Your answer must consist of the records below, reproduced exactly, with every picture removed.

○ ○ ○ ○ ○

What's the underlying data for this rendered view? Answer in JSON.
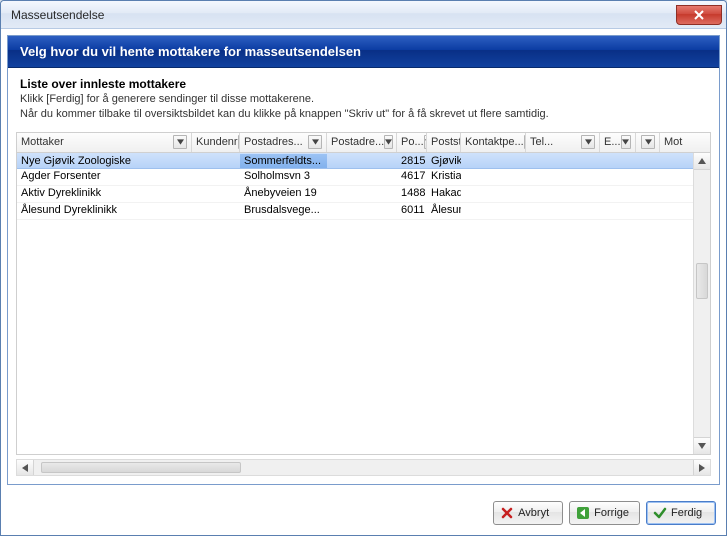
{
  "window_title": "Masseutsendelse",
  "subheader": "Velg hvor du vil hente mottakere for masseutsendelsen",
  "info": {
    "title": "Liste over innleste mottakere",
    "line1": "Klikk [Ferdig] for å generere sendinger til disse mottakerene.",
    "line2": "Når du kommer tilbake til oversiktsbildet kan du klikke på knappen \"Skriv ut\" for å få skrevet ut flere samtidig."
  },
  "columns": [
    "Mottaker",
    "Kundenr",
    "Postadres...",
    "Postadre...",
    "Po...",
    "Postst...",
    "Kontaktpe...",
    "Tel...",
    "E...",
    "Mot"
  ],
  "rows": [
    {
      "mottaker": "Nye Gjøvik Zoologiske",
      "kundenr": "",
      "postadr1": "Sommerfeldts...",
      "postadr2": "",
      "postnr": "2815",
      "poststed": "Gjøvik",
      "kontakt": "",
      "tel": "",
      "e": "",
      "selected": true
    },
    {
      "mottaker": "Agder Forsenter",
      "kundenr": "",
      "postadr1": "Solholmsvn 3",
      "postadr2": "",
      "postnr": "4617",
      "poststed": "Kristiansa...",
      "kontakt": "",
      "tel": "",
      "e": ""
    },
    {
      "mottaker": "Aktiv Dyreklinikk",
      "kundenr": "",
      "postadr1": "Ånebyveien 19",
      "postadr2": "",
      "postnr": "1488",
      "poststed": "Hakadal",
      "kontakt": "",
      "tel": "",
      "e": ""
    },
    {
      "mottaker": "Ålesund Dyreklinikk",
      "kundenr": "",
      "postadr1": "Brusdalsvege...",
      "postadr2": "",
      "postnr": "6011",
      "poststed": "Ålesund",
      "kontakt": "",
      "tel": "",
      "e": ""
    }
  ],
  "buttons": {
    "cancel": "Avbryt",
    "prev": "Forrige",
    "finish": "Ferdig"
  }
}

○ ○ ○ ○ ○

> **Response box**:
What's the underlying data for this rendered view? Answer in JSON.
{
  "window_title": "Masseutsendelse",
  "subheader": "Velg hvor du vil hente mottakere for masseutsendelsen",
  "info": {
    "title": "Liste over innleste mottakere",
    "line1": "Klikk [Ferdig] for å generere sendinger til disse mottakerene.",
    "line2": "Når du kommer tilbake til oversiktsbildet kan du klikke på knappen \"Skriv ut\" for å få skrevet ut flere samtidig."
  },
  "columns": [
    "Mottaker",
    "Kundenr",
    "Postadres...",
    "Postadre...",
    "Po...",
    "Postst...",
    "Kontaktpe...",
    "Tel...",
    "E...",
    "Mot"
  ],
  "rows": [
    {
      "mottaker": "Nye Gjøvik Zoologiske",
      "kundenr": "",
      "postadr1": "Sommerfeldts...",
      "postadr2": "",
      "postnr": "2815",
      "poststed": "Gjøvik",
      "kontakt": "",
      "tel": "",
      "e": "",
      "selected": true
    },
    {
      "mottaker": "Agder Forsenter",
      "kundenr": "",
      "postadr1": "Solholmsvn 3",
      "postadr2": "",
      "postnr": "4617",
      "poststed": "Kristiansa...",
      "kontakt": "",
      "tel": "",
      "e": ""
    },
    {
      "mottaker": "Aktiv Dyreklinikk",
      "kundenr": "",
      "postadr1": "Ånebyveien 19",
      "postadr2": "",
      "postnr": "1488",
      "poststed": "Hakadal",
      "kontakt": "",
      "tel": "",
      "e": ""
    },
    {
      "mottaker": "Ålesund Dyreklinikk",
      "kundenr": "",
      "postadr1": "Brusdalsvege...",
      "postadr2": "",
      "postnr": "6011",
      "poststed": "Ålesund",
      "kontakt": "",
      "tel": "",
      "e": ""
    }
  ],
  "buttons": {
    "cancel": "Avbryt",
    "prev": "Forrige",
    "finish": "Ferdig"
  }
}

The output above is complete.